WORK TO BE COMPLETED
Your result should be the lines holding the word "phần", copied from the entries below.

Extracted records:
--------
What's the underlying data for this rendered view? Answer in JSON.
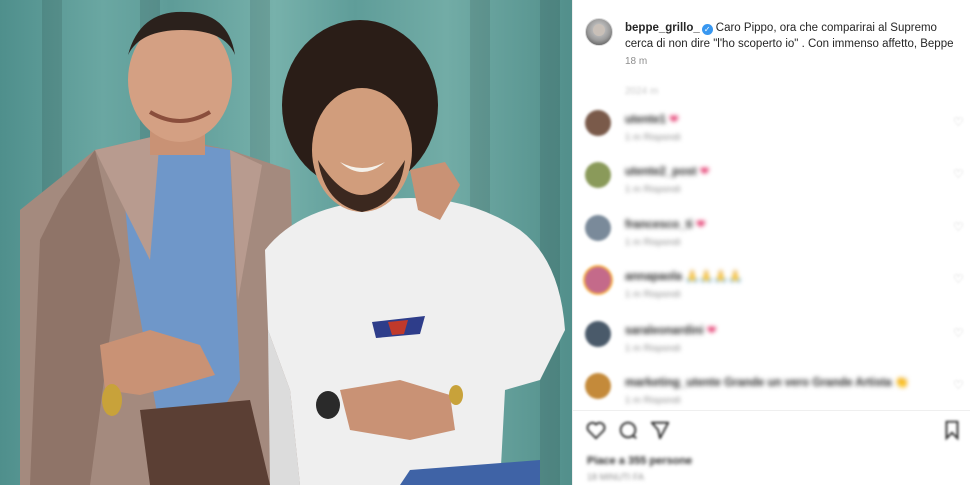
{
  "post": {
    "username": "beppe_grillo_",
    "caption": "Caro Pippo, ora che comparirai al Supremo cerca di non dire \"l'ho scoperto io\" . Con immenso affetto, Beppe",
    "time": "18 m"
  },
  "comments_header": "2024 m",
  "comments": [
    {
      "user": "utente1",
      "text": "❤",
      "meta": "1 m   Rispondi",
      "avatar_color": "#7a5a4a"
    },
    {
      "user": "utente2_post",
      "text": "❤",
      "meta": "1 m   Rispondi",
      "avatar_color": "#8a9a5a"
    },
    {
      "user": "francesco_ti",
      "text": "❤",
      "meta": "1 m   Rispondi",
      "avatar_color": "#7a8a9a"
    },
    {
      "user": "annapaola",
      "text": "🙏🙏🙏🙏",
      "meta": "1 m   Rispondi",
      "avatar_color": "#c46a8a"
    },
    {
      "user": "saraleonardini",
      "text": "❤",
      "meta": "1 m   Rispondi",
      "avatar_color": "#4a5a6a"
    },
    {
      "user": "marketing_utente",
      "text": "Grande un vero Grande Artista 👏",
      "meta": "1 m   Rispondi",
      "avatar_color": "#c48a3a"
    }
  ],
  "likes": "Piace a 355 persone",
  "date": "18 MINUTI FA",
  "icons": [
    "heart-icon",
    "comment-icon",
    "share-icon",
    "bookmark-icon",
    "verified-icon"
  ],
  "colors": {
    "verified": "#3897f0",
    "curtain": "#6aa7a2",
    "secondary_text": "#8e8e8e"
  }
}
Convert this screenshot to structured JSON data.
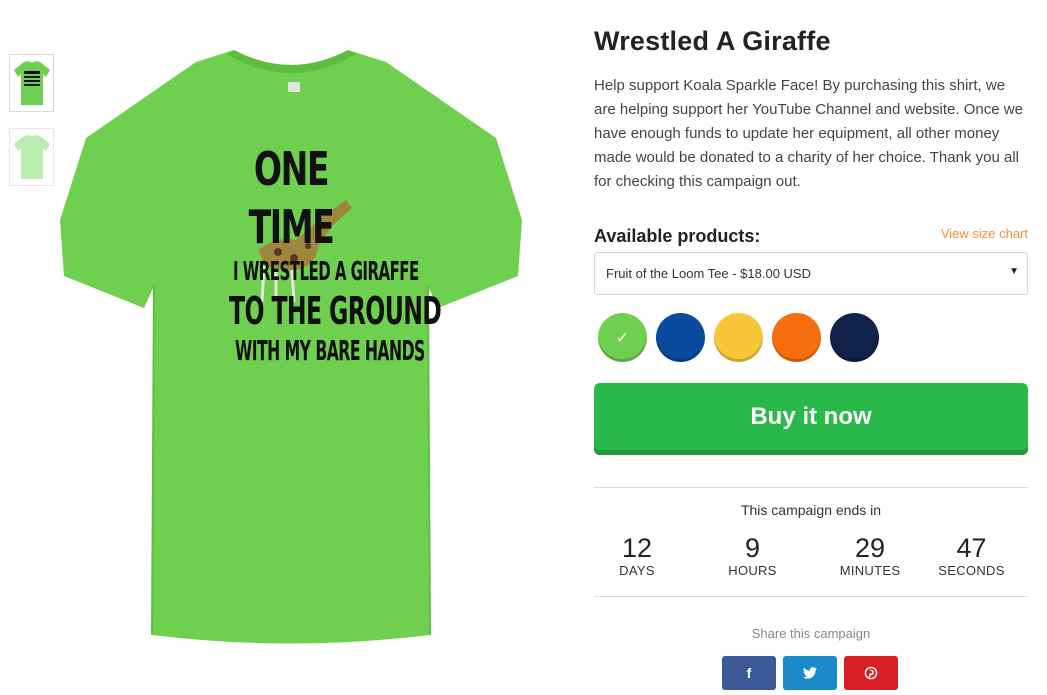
{
  "product": {
    "title": "Wrestled A Giraffe",
    "description": "Help support Koala Sparkle Face! By purchasing this shirt, we are helping support her YouTube Channel and website. Once we have enough funds to update her equipment, all other money made would be donated to a charity of her choice. Thank you all for checking this campaign out.",
    "design_lines": [
      "ONE TIME",
      "I WRESTLED A GIRAFFE",
      "TO THE GROUND",
      "WITH MY BARE HANDS"
    ]
  },
  "products": {
    "label": "Available products:",
    "size_chart_link": "View size chart",
    "selected": "Fruit of the Loom Tee - $18.00 USD"
  },
  "colors": [
    {
      "name": "lime",
      "hex": "#6fd04f",
      "selected": true
    },
    {
      "name": "royal-blue",
      "hex": "#0a4a9e",
      "selected": false
    },
    {
      "name": "gold",
      "hex": "#f8c63a",
      "selected": false
    },
    {
      "name": "orange",
      "hex": "#f86d0c",
      "selected": false
    },
    {
      "name": "navy",
      "hex": "#10214a",
      "selected": false
    }
  ],
  "buy_button": "Buy it now",
  "campaign": {
    "ends_label": "This campaign ends in",
    "countdown": [
      {
        "value": "12",
        "unit": "DAYS"
      },
      {
        "value": "9",
        "unit": "HOURS"
      },
      {
        "value": "29",
        "unit": "MINUTES"
      },
      {
        "value": "47",
        "unit": "SECONDS"
      }
    ]
  },
  "share": {
    "label": "Share this campaign",
    "buttons": [
      {
        "icon": "facebook-icon",
        "glyph": "f",
        "color": "#3b5998"
      },
      {
        "icon": "twitter-icon",
        "glyph": "t",
        "color": "#1a8bc7"
      },
      {
        "icon": "pinterest-icon",
        "glyph": "p",
        "color": "#d81f26"
      }
    ]
  },
  "theme": {
    "accent_green": "#28b94a",
    "accent_orange": "#f0913e",
    "shirt_color": "#6fd04f"
  }
}
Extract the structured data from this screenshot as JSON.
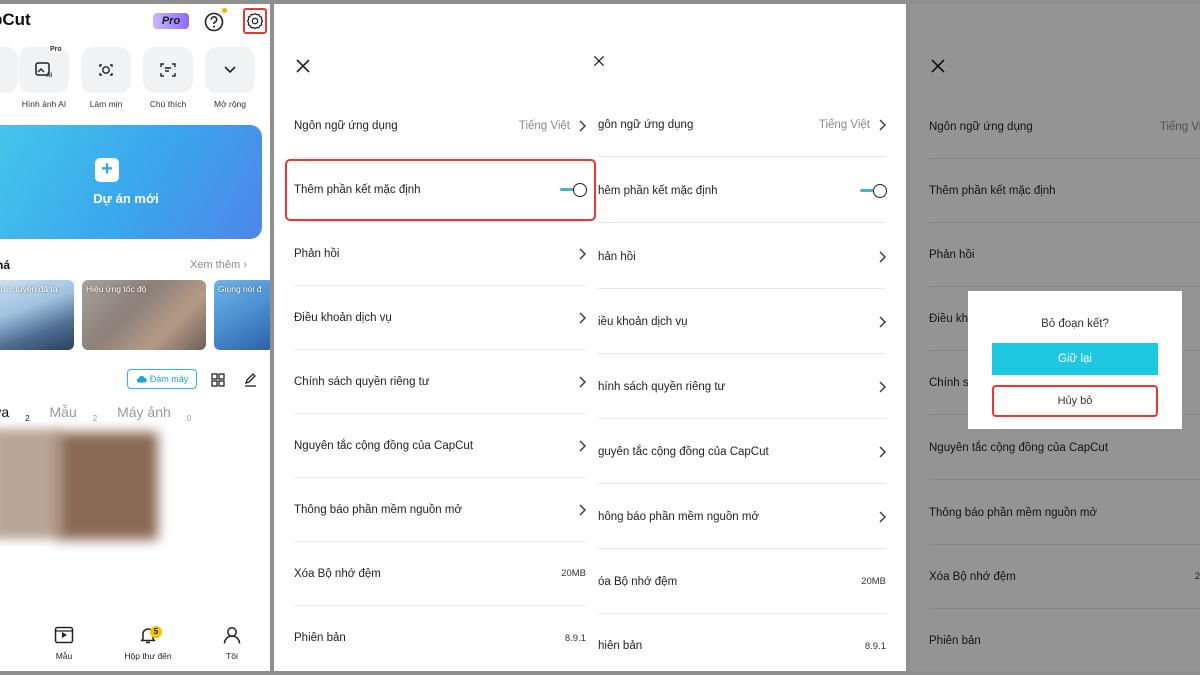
{
  "home": {
    "logo": "pCut",
    "pro_badge": "Pro",
    "tool_pro_tag": "Pro",
    "tools": [
      {
        "label": "Hình ảnh AI",
        "icon": "ai-image-icon"
      },
      {
        "label": "Làm mịn",
        "icon": "retouch-icon"
      },
      {
        "label": "Chú thích",
        "icon": "caption-icon"
      },
      {
        "label": "Mở rộng",
        "icon": "chevron-down-icon"
      }
    ],
    "new_project": "Dự án mới",
    "section_title": "há",
    "see_more": "Xem thêm",
    "thumbnails": [
      "trực tuyến đã ta",
      "Hiệu ứng tốc độ",
      "Giọng nói đ"
    ],
    "cloud_button": "Đám mây",
    "tabs": [
      {
        "label": "ửa",
        "count": "2"
      },
      {
        "label": "Mẫu",
        "count": "2"
      },
      {
        "label": "Máy ảnh",
        "count": "0"
      }
    ],
    "bottom_nav": {
      "templates": "Mẫu",
      "inbox": "Hộp thư đến",
      "inbox_badge": "5",
      "me": "Tôi"
    }
  },
  "settings": {
    "language": {
      "label": "Ngôn ngữ ứng dụng",
      "value": "Tiếng Việt"
    },
    "default_ending": {
      "label": "Thêm phần kết mặc định",
      "enabled": true
    },
    "feedback": "Phản hồi",
    "terms": "Điều khoản dịch vụ",
    "privacy": "Chính sách quyền riêng tư",
    "community": "Nguyên tắc cộng đồng của CapCut",
    "open_source": "Thông báo phần mềm nguồn mở",
    "clear_cache": {
      "label": "Xóa Bộ nhớ đệm",
      "value": "20MB"
    },
    "version": {
      "label": "Phiên bản",
      "value": "8.9.1"
    }
  },
  "settings_mid": {
    "language": "gôn ngữ ứng dụng",
    "language_value": "Tiếng Việt",
    "default_ending": "hêm phần kết mặc định",
    "feedback": "hản hồi",
    "terms": "iều khoản dịch vụ",
    "privacy": "hính sách quyền riêng tư",
    "community": "guyên tắc cộng đồng của CapCut",
    "open_source": "hông báo phần mềm nguồn mở",
    "clear_cache": "óa Bộ nhớ đệm",
    "clear_cache_value": "20MB",
    "version": "hiên bản",
    "version_value": "8.9.1"
  },
  "settings_dialog": {
    "language": "Ngôn ngữ ứng dụng",
    "language_value": "Tiếng Việt",
    "default_ending": "Thêm phần kết mặc định",
    "feedback": "Phản hồi",
    "terms": "Điều kh",
    "privacy": "Chính s",
    "community": "Nguyên tắc cộng đồng của CapCut",
    "open_source": "Thông báo phần mềm nguồn mở",
    "clear_cache": "Xóa Bộ nhớ đệm",
    "clear_cache_value": "2",
    "version": "Phiên bản"
  },
  "dialog": {
    "title": "Bỏ đoạn kết?",
    "keep": "Giữ lại",
    "cancel": "Hủy bỏ"
  },
  "colors": {
    "accent_cyan": "#1ec8e0",
    "highlight_red": "#e53935",
    "toggle_track": "#4bb3c0"
  }
}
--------
EXERCISE ANSWER
      "label": "Thêm phần kết mặc định",
    "open_source": "Thông báo phần mềm nguồn mở",
    "default_ending": "hêm phần kết mặc định",
    "open_source": "hông báo phần mềm nguồn mở",
    "default_ending": "Thêm phần kết mặc định",
    "open_source": "Thông báo phần mềm nguồn mở",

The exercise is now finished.